The People of Paper. Salvador Plascencia. McSweeney's Books ISBN 1932416218
I have always wondered why Graciela Limón is so hard on her women characters. The mother who goes in search of her lost son, Bernabé, suffers incredible hardship, one thing after another, in a wonderful novel. Hard-driving, immensely successful but lovelorn, Ana Calderón, finally finds a passionate true love who fulfills her immensely, only to become a Chicana Jocasta, in another superb novel.
These women have done nothing wrong, no monstrous sin nor hubris, certainly nothing to deserve the anger of whatever gods there be. “Why is the author so hard on her characters?” I asked on the wonderful old CHICLE discussion board. Limón wrote back, “My characters tell me how to write them.”
Despite having other writers tell me the same thing--the characters control the story, not the writer—I’ve found that a perplexing perspective. Now comes Salvador Plascencia’s impressive experimental novel, The People of Paper, once and for all to lay the question to rest.

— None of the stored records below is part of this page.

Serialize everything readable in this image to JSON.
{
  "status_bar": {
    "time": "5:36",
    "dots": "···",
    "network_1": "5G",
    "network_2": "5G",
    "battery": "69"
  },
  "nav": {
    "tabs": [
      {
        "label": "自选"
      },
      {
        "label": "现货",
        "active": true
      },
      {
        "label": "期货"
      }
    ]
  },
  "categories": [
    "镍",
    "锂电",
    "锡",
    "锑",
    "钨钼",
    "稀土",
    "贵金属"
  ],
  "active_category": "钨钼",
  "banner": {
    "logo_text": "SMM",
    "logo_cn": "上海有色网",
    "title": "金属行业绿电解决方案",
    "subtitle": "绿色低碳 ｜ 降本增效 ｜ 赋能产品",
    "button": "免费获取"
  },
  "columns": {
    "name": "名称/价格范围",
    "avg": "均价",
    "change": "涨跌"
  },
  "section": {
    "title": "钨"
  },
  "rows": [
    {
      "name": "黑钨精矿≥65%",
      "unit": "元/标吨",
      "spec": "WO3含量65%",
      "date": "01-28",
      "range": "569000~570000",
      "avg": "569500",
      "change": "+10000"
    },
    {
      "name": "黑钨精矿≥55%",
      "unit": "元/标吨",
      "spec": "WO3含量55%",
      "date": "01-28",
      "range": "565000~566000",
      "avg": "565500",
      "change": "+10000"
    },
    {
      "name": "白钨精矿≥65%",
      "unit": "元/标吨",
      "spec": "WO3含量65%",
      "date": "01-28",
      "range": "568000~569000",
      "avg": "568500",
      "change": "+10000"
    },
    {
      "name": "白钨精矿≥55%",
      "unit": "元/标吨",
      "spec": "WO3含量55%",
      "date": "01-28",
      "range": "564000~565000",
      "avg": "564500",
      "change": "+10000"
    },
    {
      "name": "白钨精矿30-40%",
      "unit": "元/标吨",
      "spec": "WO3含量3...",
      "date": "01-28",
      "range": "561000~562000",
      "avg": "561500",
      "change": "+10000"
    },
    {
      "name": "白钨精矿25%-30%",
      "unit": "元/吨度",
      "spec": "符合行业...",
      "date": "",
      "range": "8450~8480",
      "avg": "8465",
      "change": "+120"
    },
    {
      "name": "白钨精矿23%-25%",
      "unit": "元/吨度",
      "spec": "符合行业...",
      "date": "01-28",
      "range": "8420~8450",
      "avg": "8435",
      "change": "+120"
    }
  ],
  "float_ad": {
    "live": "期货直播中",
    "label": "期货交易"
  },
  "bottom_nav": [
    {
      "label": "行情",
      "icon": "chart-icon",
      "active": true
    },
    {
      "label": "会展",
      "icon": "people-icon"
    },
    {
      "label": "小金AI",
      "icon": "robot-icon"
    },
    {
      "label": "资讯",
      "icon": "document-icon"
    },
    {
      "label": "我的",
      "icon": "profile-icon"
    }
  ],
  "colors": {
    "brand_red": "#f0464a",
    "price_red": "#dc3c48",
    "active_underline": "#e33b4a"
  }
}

Plascencia peoples his book with characters revolting against a writer’s omnipotence. At first, this isn’t obvious. The book opens with an impressively imaginative story, a tour de force revolving around an origami-based genesis. A renegade group of monks fold paper into various shapes. Form of a cat, breathe life into it, paper becomes cat. A disciple folds heart, lungs, liver, places inside the folded body in the shape of a woman. Puff! She becomes a flesh-and-blood woman. Magical. The plot begins to unfold when the Pope, threatened by the competition, expels the monks, who go wandering in search of safe refuge to fold more people of paper and pass along the knowledge of their sacred book.
One monk falls off the line of march, and it is his creations who people the book. Migrating from Mexico to El Monte, California, the characters find community among the flower picking cholos of EMF. Their relatively idyllic existence begins to crumple when an agitator convinces EMF to take up arms against an all-seeing being whom they call Saturn.
Saturn reads El Monte’s every thought, eavesdrops every conversation, looks down on every private act. Saturn has a name: Salvador Plascencia. The patient reader learns this just as the book turns back on itself. In fact, Plascencia re-starts the tome after chapter fourteen, posting anew the dedication pages and title page.
Obviously, “experimental” is a fit term to describe the work, not “novel”. To read it from start to finish demands patience—to get to some funny stuff here and there—and tolerance. The latter because the writer abandons any effort to create a literary work in pursuit of self-indulgent vengeance against a former lover. At one point, an obviously overwrought writer turns the story from a character's infidelity to his ex, bitterly posting one word repeatedly, "cunt". It is an unpleasant twist in the book's numerous clever tricks.
Plascencia was the subject of a lively discussion at La Bloga in response to a Los Angeles Times interview quoting the writer’s pleasure at being published outside what he views as a chicano literary barrio.
His point is well taken. Despite the book’s peopling with Mexican and Chicana Chicano gente, its Mexico and El Monte settings, and its use of conventional Chicano literary property, The People of Paper is not Chicano Literature. Self-indulgent name-calling to settle old romantic scores makes it roman a clef with an audience of one. Literatura Chicana, Chicano, tends to thematic content intent on community-building stuff, formation of an ethos, an exhibition of intercultural writing skills bridging the divide between the Mexican and the Unitedstatesian. Give Plascencia one out of three.
Self-indulgence isn’t foreign to Chicana Chicano work—take Rain of Gold, for example—but a work of such authorial selfishness as The People of Paper might better have been put aside until the author’s writer’s block had dissipated enough, or his broken heart mended, to complete the novel promised by the stunning opening pages.
Speaking of self indulgence, did you hear about the vaquero who walked into the bar dressed in cellophane? He had cellophane boots, cellophane trousers, cellophane chaps, cellophane camisa? He was arrested for rustling. ¡pa-pum!
Note. Did you check out the NY Times' Children's books special in the 11/13 NYTimes book review? Gives more credence to the stereotype of an east coast bias in literary criticism. La Bloga's Gina MarySol Ruiz' column highlights one outstanding title after another, but from the grey lady, not a peep about Chicana Chicano kidlit. OK, Gary Soto gets a nod in the best illustration category. I suppose this goes with the graphic novels Time magazine recently recognized. I will get that Norton Anthology, and the dozens collection looks like a winner, too.
Hasta, raza, and fellow readers. Read on!